### The data
*****

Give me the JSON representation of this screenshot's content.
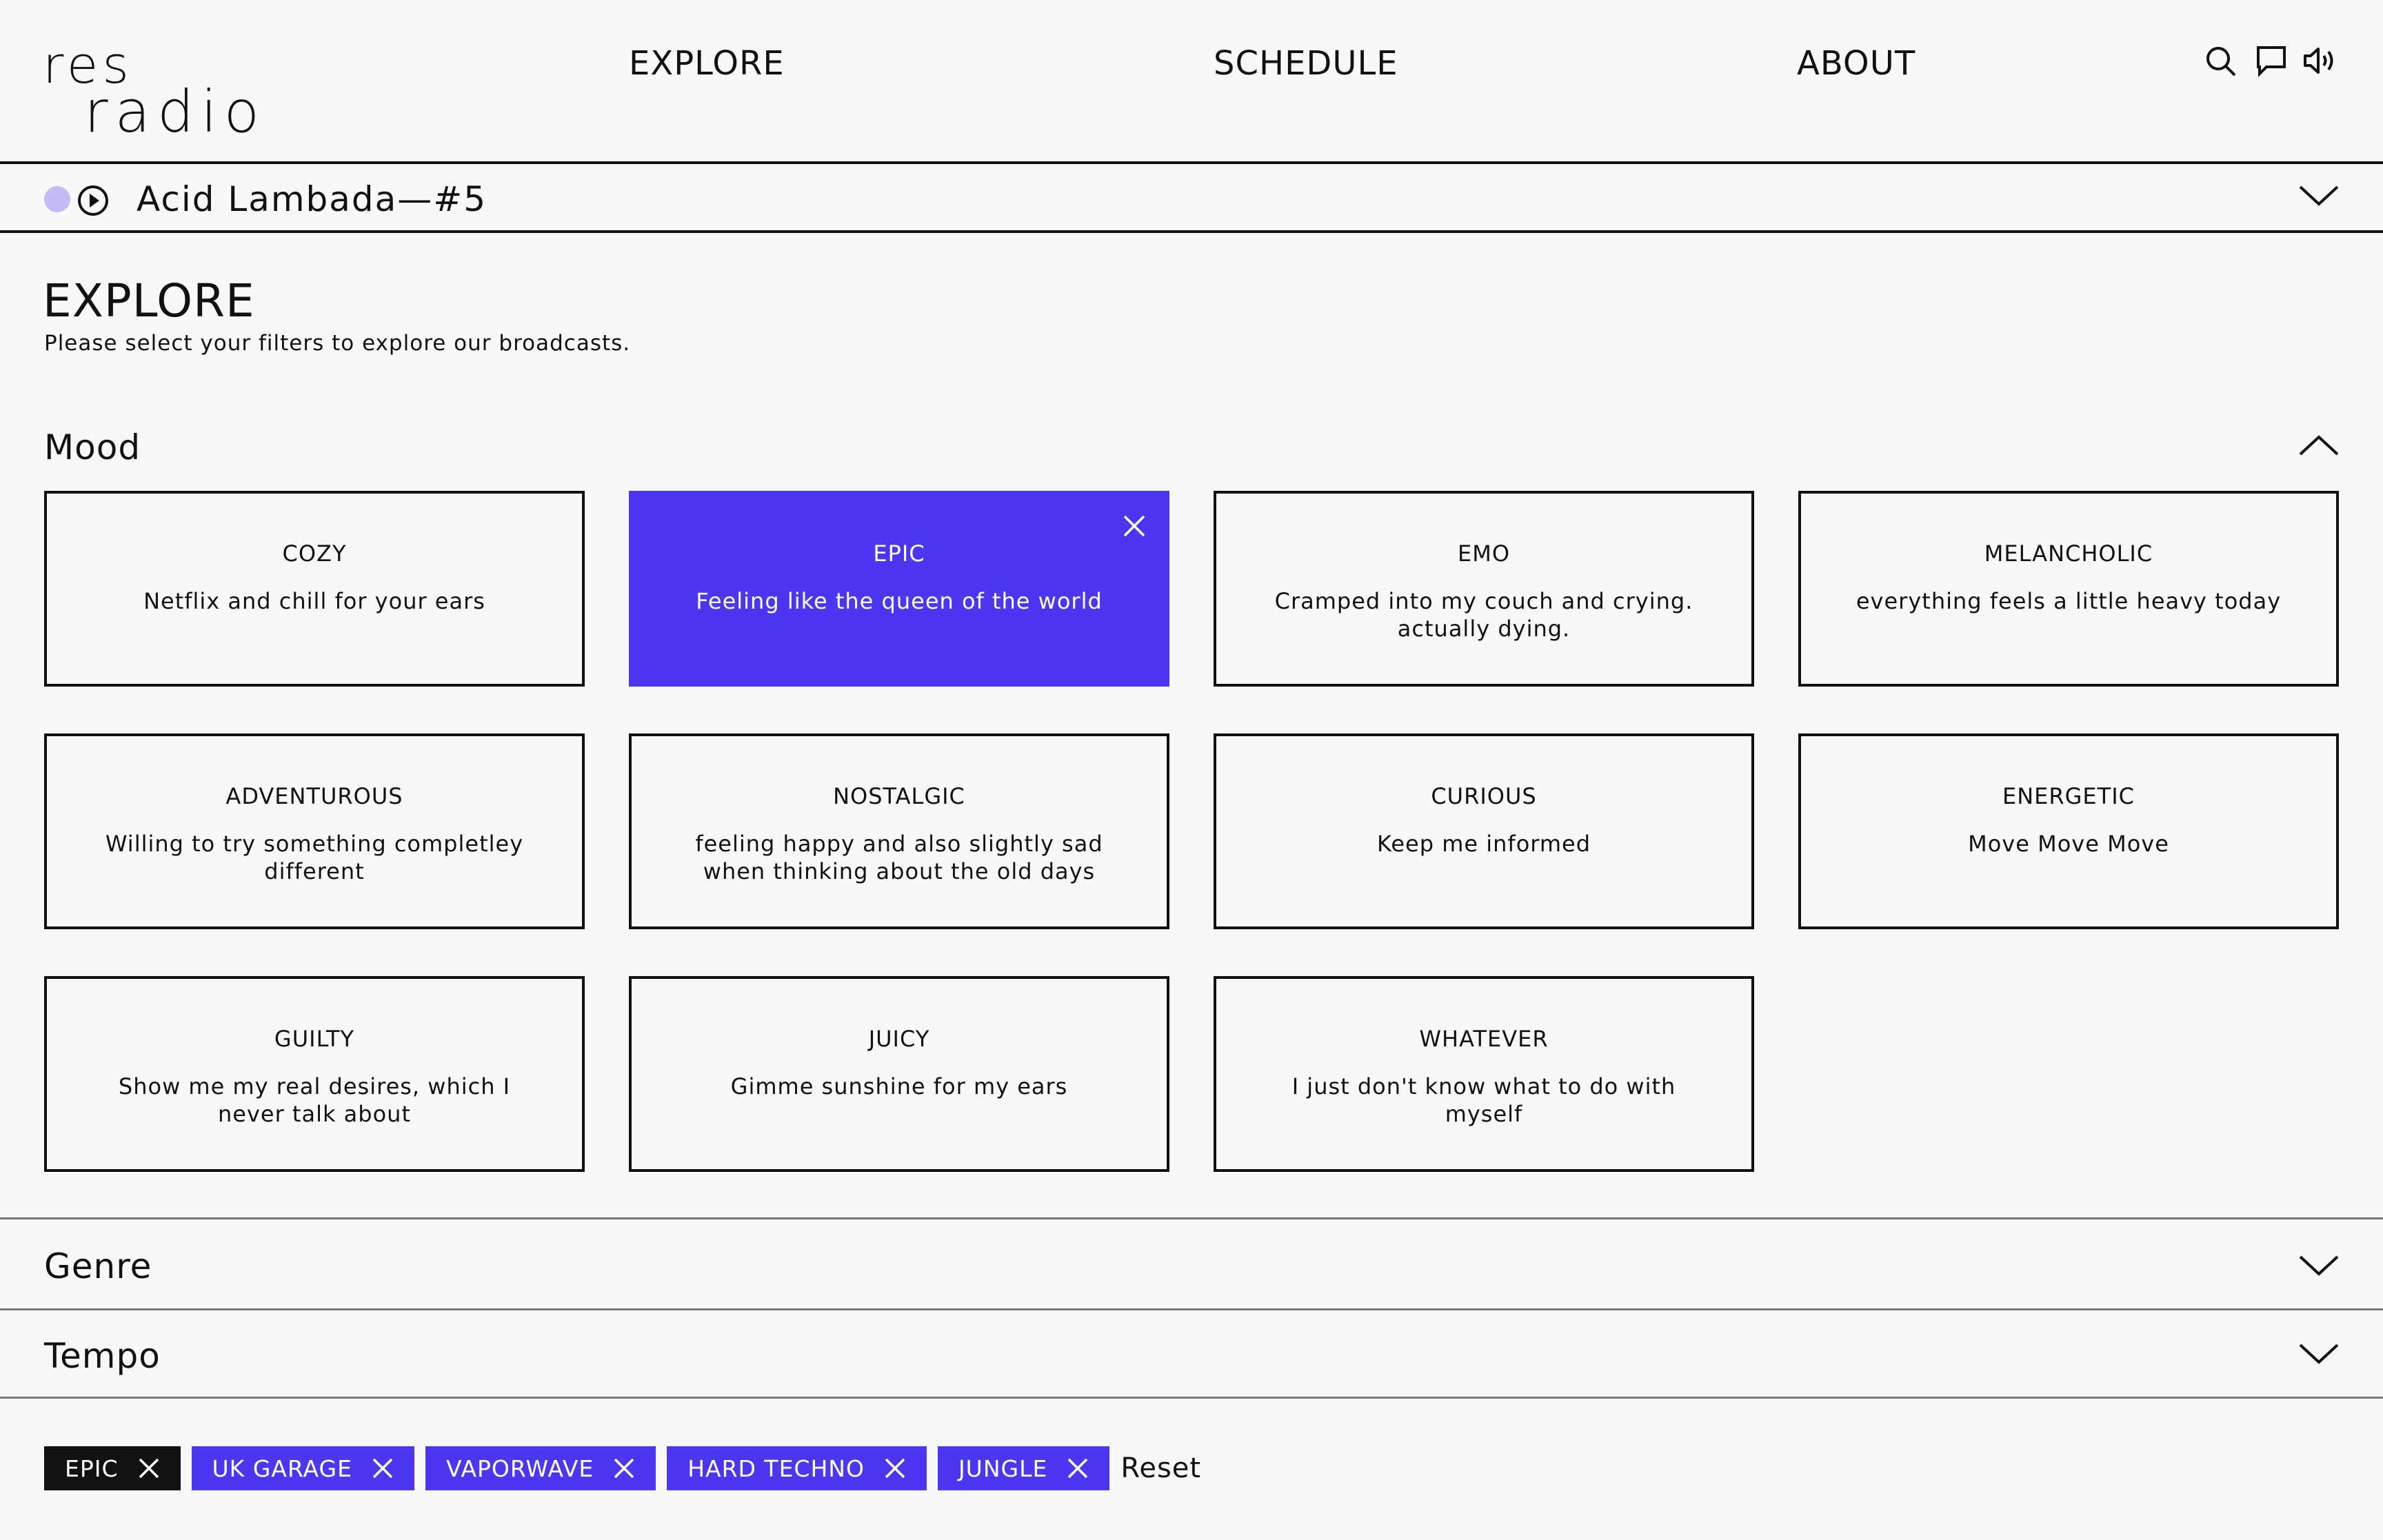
{
  "header": {
    "logo_top": "res",
    "logo_bottom": "radio",
    "nav": [
      "EXPLORE",
      "SCHEDULE",
      "ABOUT"
    ],
    "icons": [
      "search-icon",
      "chat-icon",
      "volume-icon"
    ]
  },
  "player": {
    "track": "Acid Lambada—#5",
    "live_dot_color": "#c4bcf4"
  },
  "explore": {
    "title": "EXPLORE",
    "subtitle": "Please select your filters to explore our broadcasts."
  },
  "sections": {
    "mood": "Mood",
    "genre": "Genre",
    "tempo": "Tempo"
  },
  "moods": [
    {
      "name": "COZY",
      "desc": "Netflix and chill for your ears",
      "selected": false
    },
    {
      "name": "EPIC",
      "desc": "Feeling like the queen of the world",
      "selected": true
    },
    {
      "name": "EMO",
      "desc": "Cramped into my couch and crying. actually dying.",
      "selected": false
    },
    {
      "name": "MELANCHOLIC",
      "desc": "everything feels a little heavy today",
      "selected": false
    },
    {
      "name": "ADVENTUROUS",
      "desc": "Willing to try something completley different",
      "selected": false
    },
    {
      "name": "NOSTALGIC",
      "desc": "feeling happy and also slightly sad when thinking about the old days",
      "selected": false
    },
    {
      "name": "CURIOUS",
      "desc": "Keep me informed",
      "selected": false
    },
    {
      "name": "ENERGETIC",
      "desc": "Move Move Move",
      "selected": false
    },
    {
      "name": "GUILTY",
      "desc": "Show me my real desires, which I never talk about",
      "selected": false
    },
    {
      "name": "JUICY",
      "desc": "Gimme sunshine for my ears",
      "selected": false
    },
    {
      "name": "WHATEVER",
      "desc": "I just don't know what to do with myself",
      "selected": false
    }
  ],
  "filters": {
    "chips": [
      "EPIC",
      "UK GARAGE",
      "VAPORWAVE",
      "HARD TECHNO",
      "JUNGLE"
    ],
    "reset": "Reset"
  },
  "colors": {
    "accent": "#4a37ef",
    "text": "#111111",
    "background": "#f8f8f8"
  }
}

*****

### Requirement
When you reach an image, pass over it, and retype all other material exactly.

### Solved exercise
Give me the JSON representation of this screenshot's content.
{
  "header": {
    "logo_top": "res",
    "logo_bottom": "radio",
    "nav": [
      "EXPLORE",
      "SCHEDULE",
      "ABOUT"
    ],
    "icons": [
      "search-icon",
      "chat-icon",
      "volume-icon"
    ]
  },
  "player": {
    "track": "Acid Lambada—#5",
    "live_dot_color": "#c4bcf4"
  },
  "explore": {
    "title": "EXPLORE",
    "subtitle": "Please select your filters to explore our broadcasts."
  },
  "sections": {
    "mood": "Mood",
    "genre": "Genre",
    "tempo": "Tempo"
  },
  "moods": [
    {
      "name": "COZY",
      "desc": "Netflix and chill for your ears",
      "selected": false
    },
    {
      "name": "EPIC",
      "desc": "Feeling like the queen of the world",
      "selected": true
    },
    {
      "name": "EMO",
      "desc": "Cramped into my couch and crying. actually dying.",
      "selected": false
    },
    {
      "name": "MELANCHOLIC",
      "desc": "everything feels a little heavy today",
      "selected": false
    },
    {
      "name": "ADVENTUROUS",
      "desc": "Willing to try something completley different",
      "selected": false
    },
    {
      "name": "NOSTALGIC",
      "desc": "feeling happy and also slightly sad when thinking about the old days",
      "selected": false
    },
    {
      "name": "CURIOUS",
      "desc": "Keep me informed",
      "selected": false
    },
    {
      "name": "ENERGETIC",
      "desc": "Move Move Move",
      "selected": false
    },
    {
      "name": "GUILTY",
      "desc": "Show me my real desires, which I never talk about",
      "selected": false
    },
    {
      "name": "JUICY",
      "desc": "Gimme sunshine for my ears",
      "selected": false
    },
    {
      "name": "WHATEVER",
      "desc": "I just don't know what to do with myself",
      "selected": false
    }
  ],
  "filters": {
    "chips": [
      "EPIC",
      "UK GARAGE",
      "VAPORWAVE",
      "HARD TECHNO",
      "JUNGLE"
    ],
    "reset": "Reset"
  },
  "colors": {
    "accent": "#4a37ef",
    "text": "#111111",
    "background": "#f8f8f8"
  }
}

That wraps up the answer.